• **WHAT THE EXERCISE ASKS**
Without reproducing any picture, copy the records word for word.

[Opening SOURCE MATERIAL section]

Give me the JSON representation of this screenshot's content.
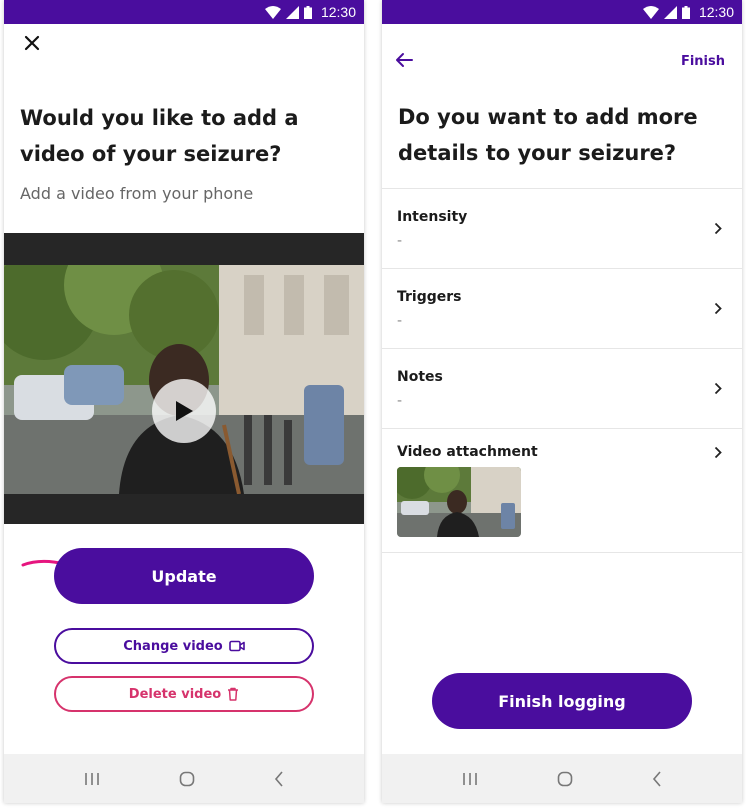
{
  "colors": {
    "brand": "#4a0d9e",
    "danger": "#d6336c",
    "accent_pink": "#e6157f"
  },
  "status_bar": {
    "time": "12:30"
  },
  "left_screen": {
    "title": "Would you like to add a video of your seizure?",
    "subtitle": "Add a video from your phone",
    "update_label": "Update",
    "change_video_label": "Change video",
    "delete_video_label": "Delete video"
  },
  "right_screen": {
    "finish_link": "Finish",
    "title": "Do you want to add more details to your seizure?",
    "rows": [
      {
        "label": "Intensity",
        "value": "-"
      },
      {
        "label": "Triggers",
        "value": "-"
      },
      {
        "label": "Notes",
        "value": "-"
      },
      {
        "label": "Video attachment"
      }
    ],
    "finish_logging_label": "Finish logging"
  },
  "icons": {
    "close": "close-icon",
    "play": "play-icon",
    "back": "arrow-left-icon",
    "chevron": "chevron-right-icon",
    "video_camera": "video-camera-icon",
    "trash": "trash-icon",
    "wifi": "wifi-icon",
    "signal": "signal-icon",
    "battery": "battery-icon"
  }
}
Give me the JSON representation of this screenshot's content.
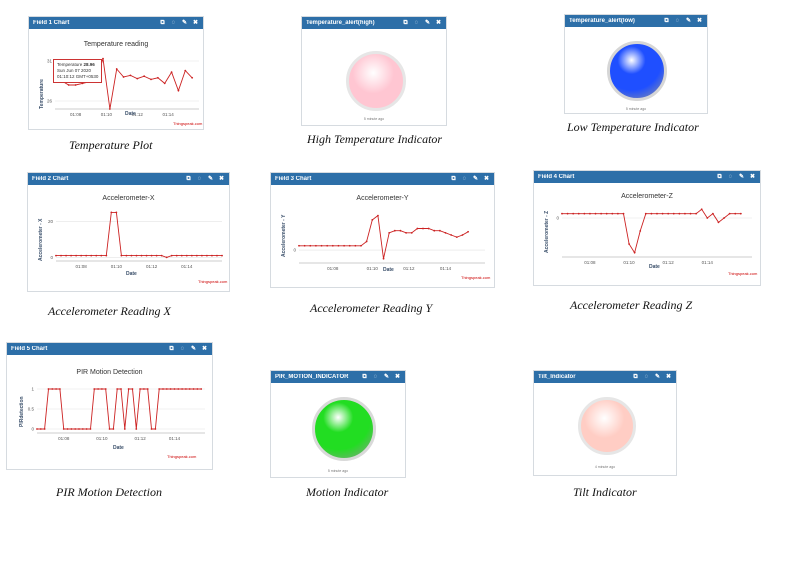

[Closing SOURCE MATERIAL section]

• **REPLY**
Give me the JSON representation of this screenshot's content.
{
  "colors": {
    "brand": "#4a0d9e",
    "danger": "#d6336c",
    "accent_pink": "#e6157f"
  },
  "status_bar": {
    "time": "12:30"
  },
  "left_screen": {
    "title": "Would you like to add a video of your seizure?",
    "subtitle": "Add a video from your phone",
    "update_label": "Update",
    "change_video_label": "Change video",
    "delete_video_label": "Delete video"
  },
  "right_screen": {
    "finish_link": "Finish",
    "title": "Do you want to add more details to your seizure?",
    "rows": [
      {
        "label": "Intensity",
        "value": "-"
      },
      {
        "label": "Triggers",
        "value": "-"
      },
      {
        "label": "Notes",
        "value": "-"
      },
      {
        "label": "Video attachment"
      }
    ],
    "finish_logging_label": "Finish logging"
  },
  "icons": {
    "close": "close-icon",
    "play": "play-icon",
    "back": "arrow-left-icon",
    "chevron": "chevron-right-icon",
    "video_camera": "video-camera-icon",
    "trash": "trash-icon",
    "wifi": "wifi-icon",
    "signal": "signal-icon",
    "battery": "battery-icon"
  }
}
Give me the JSON representation of this screenshot's content.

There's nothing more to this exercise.